Task details: The lines to print are the one containing "What data populates" and every line after it through the end of the entries below. Print them exactly and nothing else.

-------- Exercise input

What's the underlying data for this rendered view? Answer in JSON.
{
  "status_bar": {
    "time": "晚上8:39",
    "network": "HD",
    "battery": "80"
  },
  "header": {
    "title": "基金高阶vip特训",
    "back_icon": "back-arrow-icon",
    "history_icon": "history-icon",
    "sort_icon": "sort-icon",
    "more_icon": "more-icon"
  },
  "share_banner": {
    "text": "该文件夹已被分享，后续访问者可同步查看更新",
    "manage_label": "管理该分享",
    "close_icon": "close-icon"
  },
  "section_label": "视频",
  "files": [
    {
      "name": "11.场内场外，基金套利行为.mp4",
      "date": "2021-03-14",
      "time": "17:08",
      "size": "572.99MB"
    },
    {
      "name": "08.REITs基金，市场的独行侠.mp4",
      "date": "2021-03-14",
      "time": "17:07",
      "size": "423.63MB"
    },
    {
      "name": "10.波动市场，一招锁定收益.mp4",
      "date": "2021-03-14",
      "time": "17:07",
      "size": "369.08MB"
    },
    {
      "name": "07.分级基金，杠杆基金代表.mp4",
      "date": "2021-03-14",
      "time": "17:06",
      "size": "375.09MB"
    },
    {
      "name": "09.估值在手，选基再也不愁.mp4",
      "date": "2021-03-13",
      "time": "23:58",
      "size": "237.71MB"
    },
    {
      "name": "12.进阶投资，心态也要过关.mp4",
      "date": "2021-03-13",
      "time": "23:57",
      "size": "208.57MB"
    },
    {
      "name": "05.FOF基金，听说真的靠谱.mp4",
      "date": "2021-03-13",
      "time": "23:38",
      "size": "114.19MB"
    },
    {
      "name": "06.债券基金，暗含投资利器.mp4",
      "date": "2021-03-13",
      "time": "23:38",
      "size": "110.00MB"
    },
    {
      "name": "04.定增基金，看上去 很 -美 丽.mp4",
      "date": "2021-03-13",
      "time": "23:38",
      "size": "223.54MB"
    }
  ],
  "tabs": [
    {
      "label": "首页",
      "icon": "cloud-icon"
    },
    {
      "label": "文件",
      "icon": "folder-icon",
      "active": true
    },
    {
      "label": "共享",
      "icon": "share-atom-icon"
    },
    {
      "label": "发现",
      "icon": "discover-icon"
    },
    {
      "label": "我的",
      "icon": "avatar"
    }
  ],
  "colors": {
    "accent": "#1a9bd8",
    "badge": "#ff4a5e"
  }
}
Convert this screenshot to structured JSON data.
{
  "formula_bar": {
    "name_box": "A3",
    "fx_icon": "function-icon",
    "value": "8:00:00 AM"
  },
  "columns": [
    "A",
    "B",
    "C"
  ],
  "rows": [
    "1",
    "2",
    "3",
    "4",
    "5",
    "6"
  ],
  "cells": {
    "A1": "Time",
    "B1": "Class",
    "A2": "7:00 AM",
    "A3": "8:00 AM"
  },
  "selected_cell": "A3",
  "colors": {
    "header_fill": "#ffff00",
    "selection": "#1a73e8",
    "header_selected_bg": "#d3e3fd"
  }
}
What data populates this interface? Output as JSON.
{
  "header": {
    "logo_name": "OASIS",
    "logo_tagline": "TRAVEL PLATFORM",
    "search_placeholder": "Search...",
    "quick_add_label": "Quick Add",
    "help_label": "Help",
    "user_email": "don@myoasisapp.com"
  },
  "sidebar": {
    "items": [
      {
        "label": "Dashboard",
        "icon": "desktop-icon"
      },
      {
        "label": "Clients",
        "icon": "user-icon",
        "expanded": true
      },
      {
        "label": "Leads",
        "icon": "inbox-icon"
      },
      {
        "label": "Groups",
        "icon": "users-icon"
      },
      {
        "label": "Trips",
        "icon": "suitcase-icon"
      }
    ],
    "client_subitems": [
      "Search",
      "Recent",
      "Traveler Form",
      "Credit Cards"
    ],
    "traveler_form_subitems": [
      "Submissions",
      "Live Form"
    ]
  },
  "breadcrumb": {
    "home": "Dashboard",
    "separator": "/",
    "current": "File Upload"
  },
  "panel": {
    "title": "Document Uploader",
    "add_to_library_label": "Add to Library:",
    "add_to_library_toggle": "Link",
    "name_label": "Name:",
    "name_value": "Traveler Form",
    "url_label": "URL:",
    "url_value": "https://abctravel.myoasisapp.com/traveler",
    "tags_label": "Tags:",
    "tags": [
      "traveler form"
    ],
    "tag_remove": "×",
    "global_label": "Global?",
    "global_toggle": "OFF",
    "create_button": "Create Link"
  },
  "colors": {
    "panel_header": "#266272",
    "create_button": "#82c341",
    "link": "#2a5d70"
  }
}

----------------

Result of the task:
What data populates this interface? Output as JSON.
{
  "header": {
    "logo_name": "OASIS",
    "logo_tagline": "TRAVEL PLATFORM",
    "search_placeholder": "Search...",
    "quick_add_label": "Quick Add",
    "help_label": "Help",
    "user_email": "don@myoasisapp.com"
  },
  "sidebar": {
    "items": [
      {
        "label": "Dashboard",
        "icon": "desktop-icon"
      },
      {
        "label": "Clients",
        "icon": "user-icon",
        "expanded": true
      },
      {
        "label": "Leads",
        "icon": "inbox-icon"
      },
      {
        "label": "Groups",
        "icon": "users-icon"
      },
      {
        "label": "Trips",
        "icon": "suitcase-icon"
      }
    ],
    "client_subitems": [
      "Search",
      "Recent",
      "Traveler Form",
      "Credit Cards"
    ],
    "traveler_form_subitems": [
      "Submissions",
      "Live Form"
    ]
  },
  "breadcrumb": {
    "home": "Dashboard",
    "separator": "/",
    "current": "File Upload"
  },
  "panel": {
    "title": "Document Uploader",
    "add_to_library_label": "Add to Library:",
    "add_to_library_toggle": "Link",
    "name_label": "Name:",
    "name_value": "Traveler Form",
    "url_label": "URL:",
    "url_value": "https://abctravel.myoasisapp.com/traveler",
    "tags_label": "Tags:",
    "tags": [
      "traveler form"
    ],
    "tag_remove": "×",
    "global_label": "Global?",
    "global_toggle": "OFF",
    "create_button": "Create Link"
  },
  "colors": {
    "panel_header": "#266272",
    "create_button": "#82c341",
    "link": "#2a5d70"
  }
}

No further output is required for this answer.